3) Offer a short analysis that explains how your examples relate to the pattern, and what conclusions you draw from it.
3) Relate your findings to the literature, citing the literature again.
If you are doing a content analysis, some of your findings may be frequencies, in which case you may present and analyze a table and/or graphs. However, these should be embedded in your subsections, and supported by quotes and descriptions.
Conclusion (1 to 1.5 pages)
Remind reader of your research question or statement.
Summarize your main findings.
Summarize how they compare to the existing literature.
If your findings are largely different from the literature, try to think of possible explanations for that.
Mention some limitations of your research and findings.
If applicable, make suggestions to policy makers regarding changes in policies, procedures or practices.
Suggest directions for future research: studies that would consolidate your findings or shed light on some findings that you can’t explain (go beyond suggesting a larger sample).
Reference list (1 to 2 pages)
Everything that is cited in your paper should be in your reference list, and every source that is listed in your reference list should be cited in your paper. If you are doing a content analysis, this includes any documents you have cited in your paper (not every document you have analyzed, that goes in your methodology), so your list may be quite long.
Optional, and do not count for the required 20 pages
Course Description: This is a multi-faceted course that studies the analyses of literary works and focuses on
the process of completing the senior thesis; aims to strengthen the student’s ability to research, interpret, and
synthesize information; to read carefully and think critically; to write skillfully; and to develop presentation
skills. Prerequisites: ENG 131-132 or ENG 199-200 (for English majors), 234, 336, 430, and six hours of
• Develop a workable research / thesis topic
• Plan and draft the research / thesis manuscript
• Research traditional and electronic sources relevant to research topic
• Apply the MLA style guides and paper formatting guidelines to drafted research / thesis manuscript
• Choose words, grammatical constructions, and writing conventions according to Standard English usage and/or
appropriate to the purpose of the composition.
• Create and present condensed version of the complete thesis (via formal presentation)
Course Learning Outcomes:
• Demonstrate a stronger proficiency in using Standard American English (both spoken and written)
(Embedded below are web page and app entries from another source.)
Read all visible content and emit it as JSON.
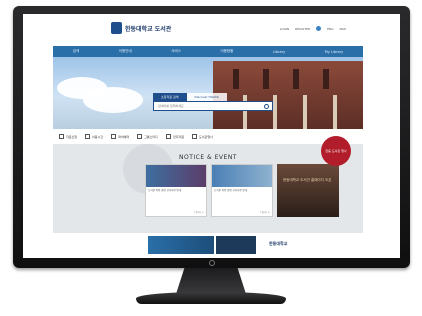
{
  "site": {
    "logo_text": "한동대학교 도서관",
    "util_links": [
      "LOGIN",
      "REGISTER",
      "ENG",
      "MAP"
    ],
    "nav": [
      "검색",
      "이용안내",
      "서비스",
      "이용현황",
      "Library",
      "My Library"
    ]
  },
  "search": {
    "tabs": [
      "소장자료 검색",
      "Discover HGUlib"
    ],
    "placeholder": "검색어를 입력하세요"
  },
  "quick_links": [
    "자료신청",
    "이용시간",
    "좌석예약",
    "그룹스터디",
    "전자자원",
    "도서관행사"
  ],
  "notice": {
    "title": "NOTICE & EVENT",
    "card1": {
      "text": "도서관 이용 관련 공지사항 안내",
      "more": "더보기 +"
    },
    "card2": {
      "text": "도서관 이용 관련 공지사항 안내",
      "more": "더보기 +"
    },
    "photo_text": "한동대학교 도서관 홈페이지 오픈"
  },
  "badge_text": "한동 도서관 행사",
  "footer": {
    "name": "한동대학교"
  },
  "colors": {
    "primary": "#1f4e8c",
    "nav": "#2a6fa8",
    "accent": "#b11d2a"
  }
}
• Apply knowledge of and proficiency in writing acceptable literary/critical analyses
• Demonstrate knowledge of in-text citations and development of a list of works cited
• Apply three steps for presenting support of a claim: introduce the quotation, provide the quotation (with proper
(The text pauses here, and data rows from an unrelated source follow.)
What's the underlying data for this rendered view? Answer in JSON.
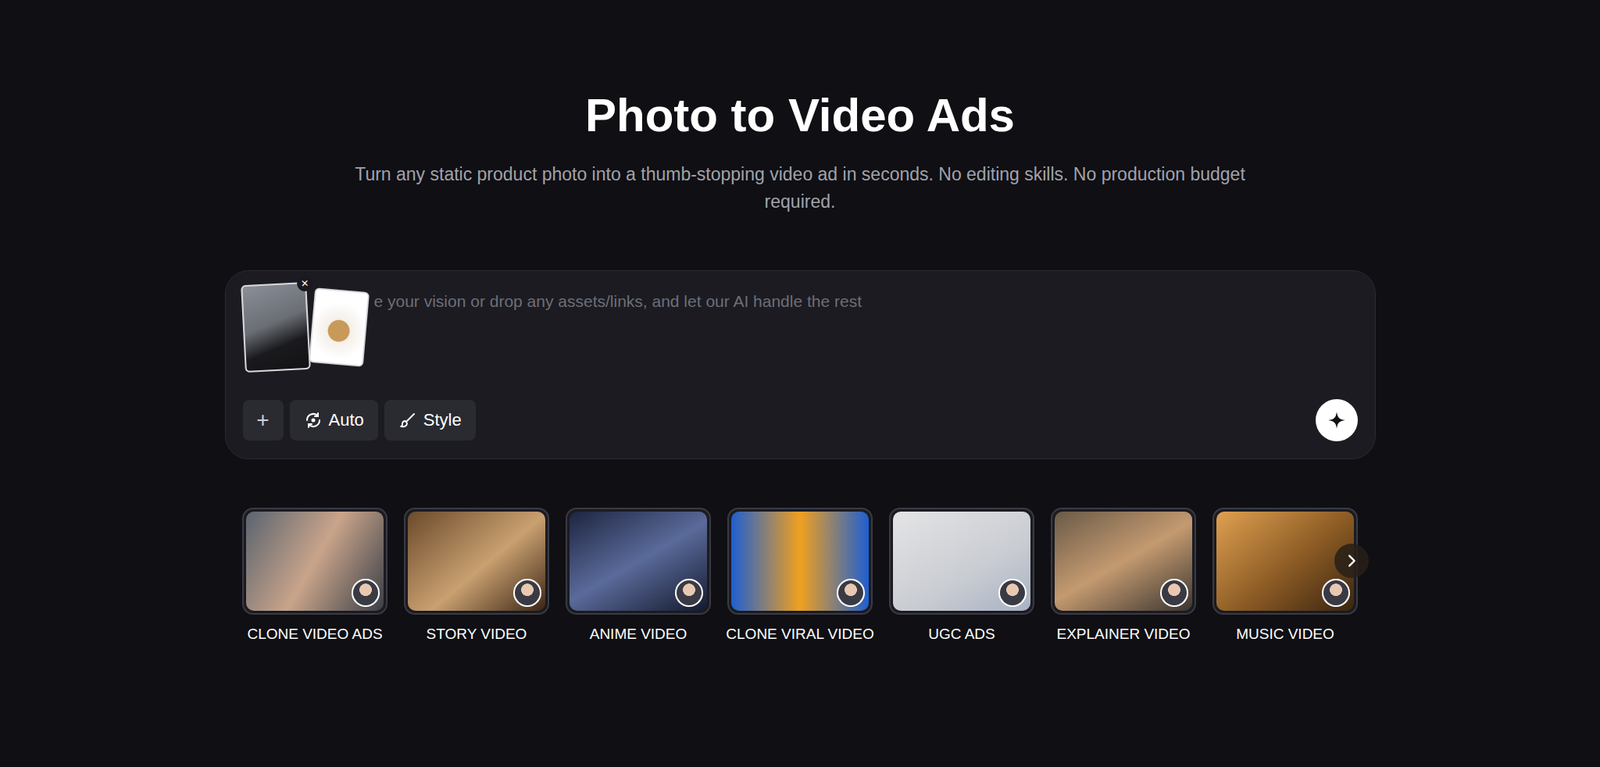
{
  "page": {
    "title": "Photo to Video Ads",
    "subtitle": "Turn any static product photo into a thumb-stopping video ad in seconds. No editing skills. No production budget required."
  },
  "prompt": {
    "placeholder": "e your vision or drop any assets/links, and let our AI handle the rest",
    "remove_label": "×",
    "attachments": [
      {
        "kind": "portrait",
        "removable": true
      },
      {
        "kind": "product",
        "removable": false
      }
    ]
  },
  "toolbar": {
    "add": "+",
    "mode": "Auto",
    "style": "Style"
  },
  "categories": [
    {
      "label": "CLONE VIDEO ADS"
    },
    {
      "label": "STORY VIDEO"
    },
    {
      "label": "ANIME VIDEO"
    },
    {
      "label": "CLONE VIRAL VIDEO"
    },
    {
      "label": "UGC ADS"
    },
    {
      "label": "EXPLAINER VIDEO"
    },
    {
      "label": "MUSIC VIDEO"
    }
  ]
}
in-text citation information), and give a follow-up commentary about the quotation that supports students’
• Revise originally composed drafts of students’ writing more strategically and rhetorically
• Use modern technology and traditional methods to research, synthesize, and appropriately document critical
sections of the research / thesis manuscript
Briefly introduce the artist–where, and when of making.
Introduce the artist’s practice.
Introduce their practice in the larger field of discourse (i.e.-film theory, post-internet art, zoology, anthropology, etc.)
And give us your thesis statement–what you will focus on and the idea you set out to prove or the proposal you are putting forth.
Body of text:
In the order that makes sense for your particular Case Study: Specifically describe works that support your thesis. Write out how you are thinking through this practice (the thesis statement). Define important terms and concepts related to the work. Be sure to cover not only the conceptual underpinnings of the work, but the materiality and process of the artist as well.
Beyond restating your thesis and what you’ve laid out to prove it, what new conclusions are drawn? What is the relevance of this type of work and process? This may be an opportunity to project forward the importance or urgency of this work in this particular moment. (After all, you as practitioners today must be responding to something of our zeitgeist that draws you to this particular artist’s work.)